[Problem requirements]
If a line in the records below contains the word "JSON", return that line.

[Records for processing]
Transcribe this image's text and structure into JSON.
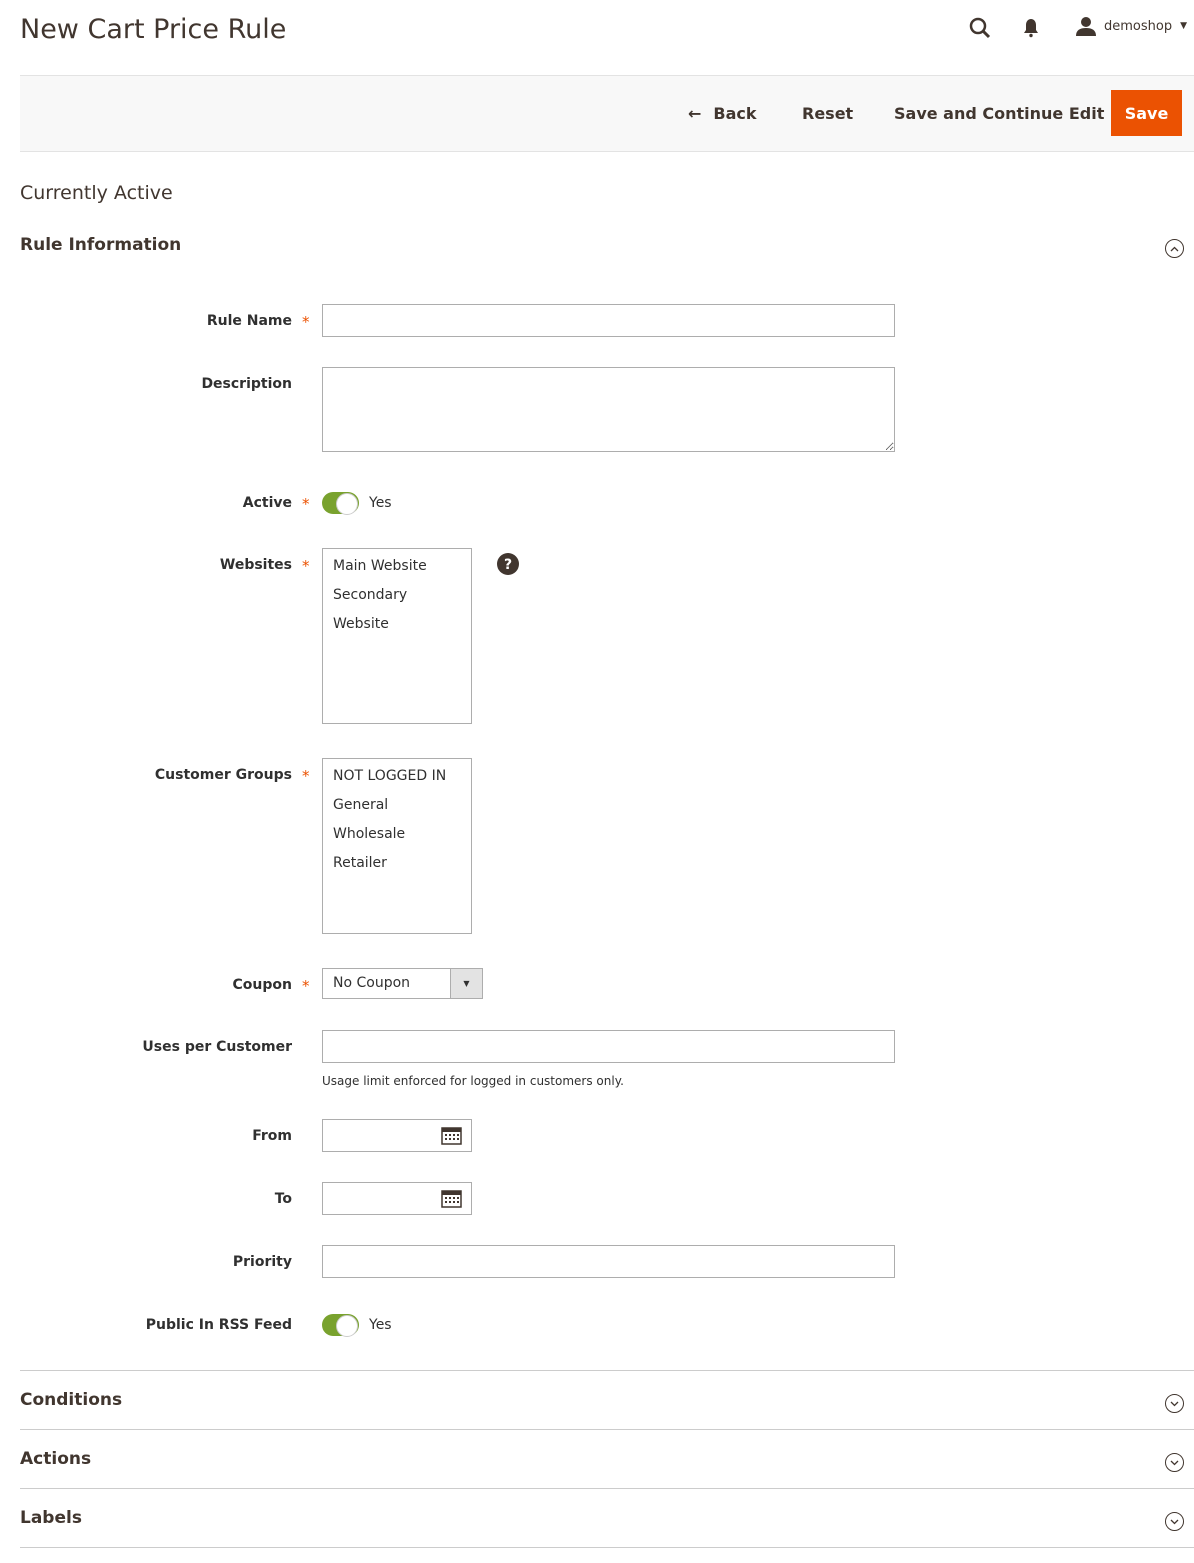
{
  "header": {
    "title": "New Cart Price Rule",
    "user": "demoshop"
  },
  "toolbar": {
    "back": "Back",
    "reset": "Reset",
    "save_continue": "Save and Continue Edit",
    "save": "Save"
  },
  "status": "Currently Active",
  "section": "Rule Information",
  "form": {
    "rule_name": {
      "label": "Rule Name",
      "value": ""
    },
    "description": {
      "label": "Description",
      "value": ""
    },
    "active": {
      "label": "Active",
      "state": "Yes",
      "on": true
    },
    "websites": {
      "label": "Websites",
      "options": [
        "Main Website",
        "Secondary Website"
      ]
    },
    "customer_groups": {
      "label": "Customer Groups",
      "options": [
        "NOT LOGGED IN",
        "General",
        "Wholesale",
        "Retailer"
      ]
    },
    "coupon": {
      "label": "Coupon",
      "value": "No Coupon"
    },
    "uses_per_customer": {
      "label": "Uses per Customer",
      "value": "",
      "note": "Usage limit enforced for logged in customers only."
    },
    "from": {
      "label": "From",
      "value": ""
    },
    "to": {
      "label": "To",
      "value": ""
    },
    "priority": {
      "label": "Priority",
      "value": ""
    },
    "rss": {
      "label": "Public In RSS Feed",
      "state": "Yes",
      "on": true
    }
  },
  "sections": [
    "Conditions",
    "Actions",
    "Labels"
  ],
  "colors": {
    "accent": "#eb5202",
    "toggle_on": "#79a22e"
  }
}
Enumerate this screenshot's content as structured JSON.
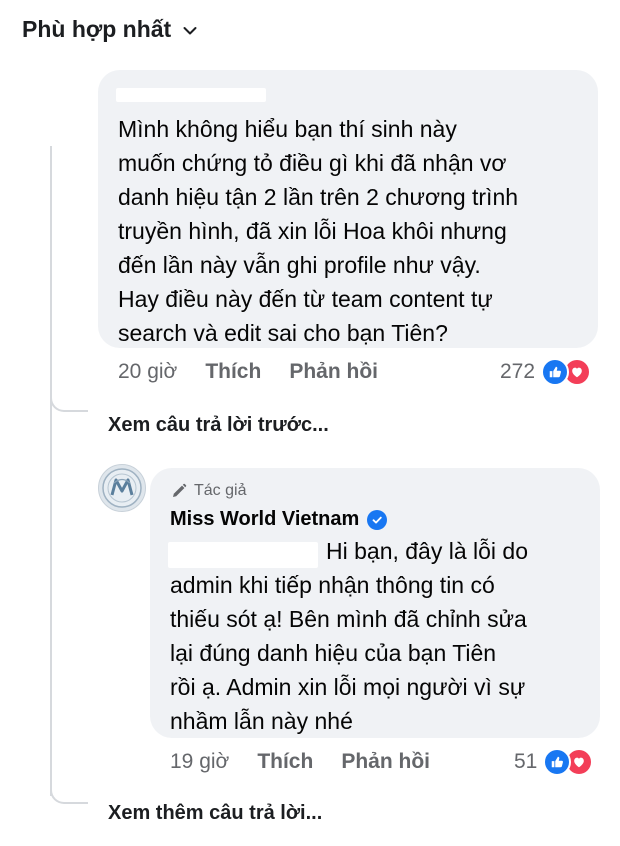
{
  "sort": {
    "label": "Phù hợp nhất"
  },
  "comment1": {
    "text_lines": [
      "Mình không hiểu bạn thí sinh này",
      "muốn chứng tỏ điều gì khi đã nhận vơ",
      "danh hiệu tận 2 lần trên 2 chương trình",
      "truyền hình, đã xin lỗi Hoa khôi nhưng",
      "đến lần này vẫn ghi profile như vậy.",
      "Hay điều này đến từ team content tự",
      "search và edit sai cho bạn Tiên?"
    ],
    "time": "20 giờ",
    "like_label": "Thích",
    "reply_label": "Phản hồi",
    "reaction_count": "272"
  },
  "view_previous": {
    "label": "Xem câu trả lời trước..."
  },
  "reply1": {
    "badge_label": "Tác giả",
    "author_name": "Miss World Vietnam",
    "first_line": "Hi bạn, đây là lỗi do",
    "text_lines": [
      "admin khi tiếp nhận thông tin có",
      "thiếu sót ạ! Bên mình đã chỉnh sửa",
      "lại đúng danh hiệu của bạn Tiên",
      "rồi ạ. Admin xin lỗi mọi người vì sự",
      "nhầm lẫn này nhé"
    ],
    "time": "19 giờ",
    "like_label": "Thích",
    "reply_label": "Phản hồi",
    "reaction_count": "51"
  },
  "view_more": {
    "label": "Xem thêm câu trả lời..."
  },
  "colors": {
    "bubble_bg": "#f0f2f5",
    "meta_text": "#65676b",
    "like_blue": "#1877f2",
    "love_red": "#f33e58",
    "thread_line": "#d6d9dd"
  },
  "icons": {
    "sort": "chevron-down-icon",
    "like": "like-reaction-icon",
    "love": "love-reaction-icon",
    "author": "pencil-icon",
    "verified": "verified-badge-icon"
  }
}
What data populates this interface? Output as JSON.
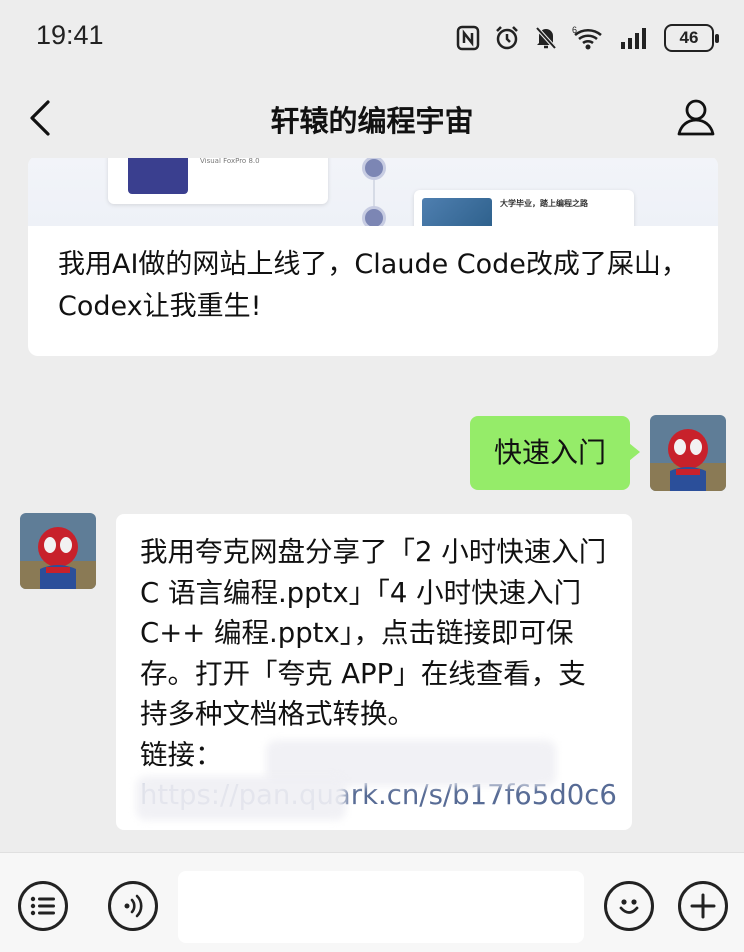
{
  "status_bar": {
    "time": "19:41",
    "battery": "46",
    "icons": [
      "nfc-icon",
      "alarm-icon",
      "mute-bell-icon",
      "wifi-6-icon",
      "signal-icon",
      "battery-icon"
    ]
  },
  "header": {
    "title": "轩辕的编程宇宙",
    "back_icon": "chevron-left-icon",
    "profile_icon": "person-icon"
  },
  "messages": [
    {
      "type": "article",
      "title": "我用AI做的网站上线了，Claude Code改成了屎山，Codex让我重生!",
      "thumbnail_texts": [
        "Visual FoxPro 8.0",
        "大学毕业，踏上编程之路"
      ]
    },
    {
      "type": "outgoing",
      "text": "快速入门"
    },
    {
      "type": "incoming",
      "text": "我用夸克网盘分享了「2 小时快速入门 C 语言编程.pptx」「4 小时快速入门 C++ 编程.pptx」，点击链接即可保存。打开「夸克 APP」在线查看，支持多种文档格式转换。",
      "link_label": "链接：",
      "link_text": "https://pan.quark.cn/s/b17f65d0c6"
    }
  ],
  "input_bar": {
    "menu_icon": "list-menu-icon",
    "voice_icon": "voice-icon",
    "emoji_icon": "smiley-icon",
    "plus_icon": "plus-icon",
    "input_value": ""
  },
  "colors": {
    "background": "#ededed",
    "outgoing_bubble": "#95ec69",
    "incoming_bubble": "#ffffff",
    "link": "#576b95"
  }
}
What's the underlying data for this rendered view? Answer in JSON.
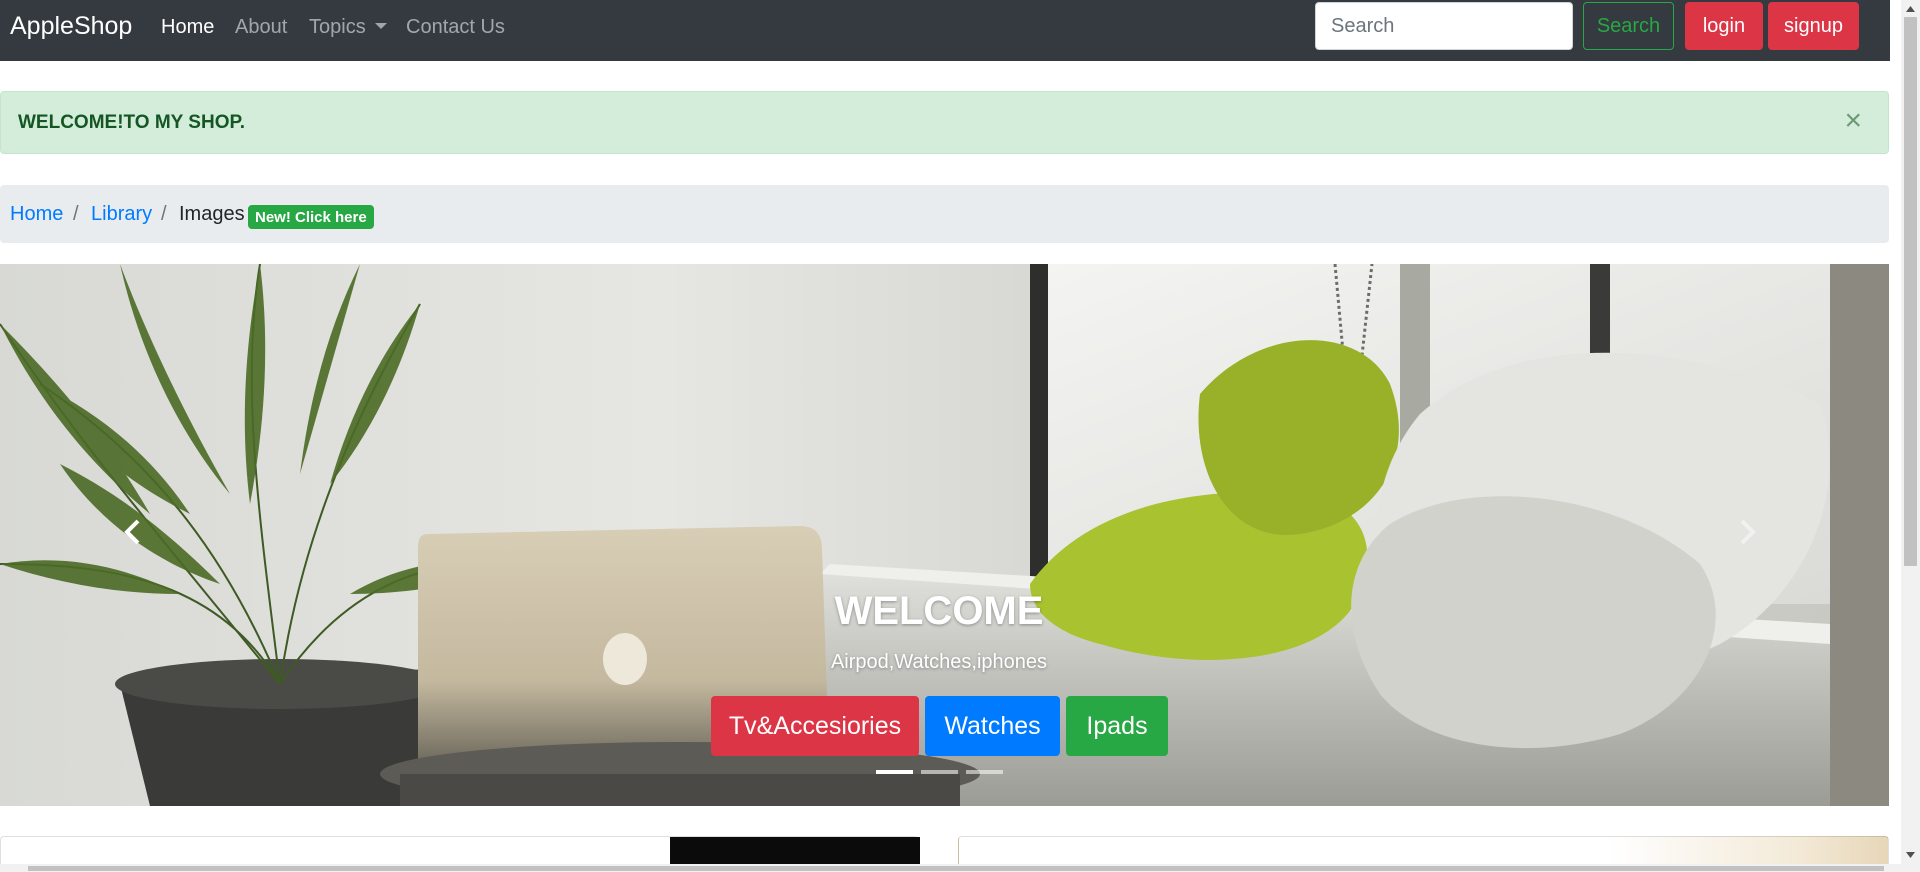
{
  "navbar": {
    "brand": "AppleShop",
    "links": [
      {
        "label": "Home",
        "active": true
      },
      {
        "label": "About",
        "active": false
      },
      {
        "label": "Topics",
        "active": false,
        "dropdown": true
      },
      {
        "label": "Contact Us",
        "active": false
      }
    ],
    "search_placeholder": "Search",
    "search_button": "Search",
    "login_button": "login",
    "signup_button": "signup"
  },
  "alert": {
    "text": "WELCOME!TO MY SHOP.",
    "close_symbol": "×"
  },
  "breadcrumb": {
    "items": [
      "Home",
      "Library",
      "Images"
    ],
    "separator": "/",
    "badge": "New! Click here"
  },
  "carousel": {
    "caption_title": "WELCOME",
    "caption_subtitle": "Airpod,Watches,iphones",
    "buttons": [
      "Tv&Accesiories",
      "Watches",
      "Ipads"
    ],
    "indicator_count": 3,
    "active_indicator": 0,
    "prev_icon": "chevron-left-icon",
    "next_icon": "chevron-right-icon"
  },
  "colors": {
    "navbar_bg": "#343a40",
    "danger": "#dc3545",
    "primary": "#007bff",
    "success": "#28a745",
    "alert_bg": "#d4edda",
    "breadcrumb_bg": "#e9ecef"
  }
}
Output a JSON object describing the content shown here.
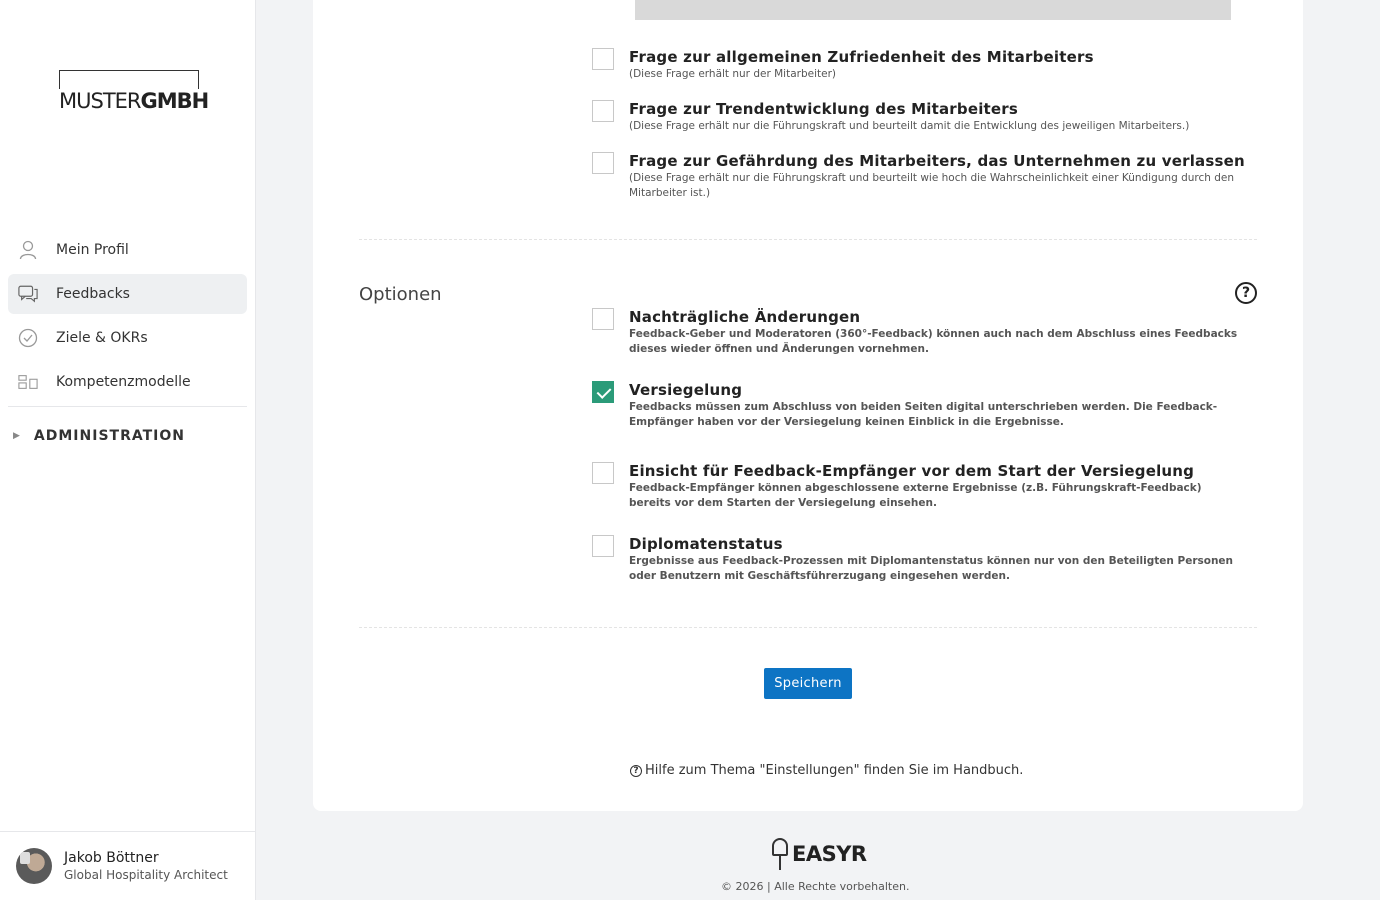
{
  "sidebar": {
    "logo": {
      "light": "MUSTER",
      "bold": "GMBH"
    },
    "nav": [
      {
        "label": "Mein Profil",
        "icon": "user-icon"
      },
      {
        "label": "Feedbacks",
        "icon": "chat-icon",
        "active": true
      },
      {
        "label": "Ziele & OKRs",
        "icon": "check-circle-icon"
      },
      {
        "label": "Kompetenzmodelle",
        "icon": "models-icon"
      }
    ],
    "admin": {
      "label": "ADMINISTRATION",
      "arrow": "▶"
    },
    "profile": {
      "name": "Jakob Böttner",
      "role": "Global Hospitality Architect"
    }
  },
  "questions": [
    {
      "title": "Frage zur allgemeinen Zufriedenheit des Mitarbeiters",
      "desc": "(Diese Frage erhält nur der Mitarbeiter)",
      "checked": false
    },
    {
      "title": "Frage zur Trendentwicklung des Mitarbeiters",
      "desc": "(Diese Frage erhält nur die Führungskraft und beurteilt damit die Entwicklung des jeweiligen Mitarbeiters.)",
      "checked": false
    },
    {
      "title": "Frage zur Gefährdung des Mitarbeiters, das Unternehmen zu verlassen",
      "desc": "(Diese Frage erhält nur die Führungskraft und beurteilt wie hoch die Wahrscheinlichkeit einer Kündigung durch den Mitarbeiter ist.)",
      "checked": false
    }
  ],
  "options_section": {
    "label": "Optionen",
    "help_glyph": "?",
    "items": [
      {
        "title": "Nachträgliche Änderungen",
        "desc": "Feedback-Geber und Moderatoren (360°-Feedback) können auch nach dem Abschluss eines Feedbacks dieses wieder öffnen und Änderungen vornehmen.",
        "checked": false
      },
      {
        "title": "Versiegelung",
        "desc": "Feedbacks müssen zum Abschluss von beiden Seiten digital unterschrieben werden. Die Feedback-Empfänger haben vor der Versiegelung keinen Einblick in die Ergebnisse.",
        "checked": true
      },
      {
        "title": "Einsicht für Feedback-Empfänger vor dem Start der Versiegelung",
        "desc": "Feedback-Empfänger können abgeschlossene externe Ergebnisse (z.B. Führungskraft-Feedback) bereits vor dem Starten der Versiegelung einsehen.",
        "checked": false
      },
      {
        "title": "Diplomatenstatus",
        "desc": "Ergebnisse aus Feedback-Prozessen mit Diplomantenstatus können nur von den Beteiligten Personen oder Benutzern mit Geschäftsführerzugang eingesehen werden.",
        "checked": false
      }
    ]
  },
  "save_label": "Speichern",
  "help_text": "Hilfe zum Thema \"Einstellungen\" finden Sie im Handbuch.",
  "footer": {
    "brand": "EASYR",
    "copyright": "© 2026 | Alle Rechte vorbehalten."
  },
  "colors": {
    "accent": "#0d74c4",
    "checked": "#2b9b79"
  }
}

[Expected answer]
Transcribe this image's text and structure into JSON.
Enumerate this screenshot's content as structured JSON.
What data populates this interface? Output as JSON.
What's the underlying data for this rendered view? Answer in JSON.
Output a JSON object describing the content shown here.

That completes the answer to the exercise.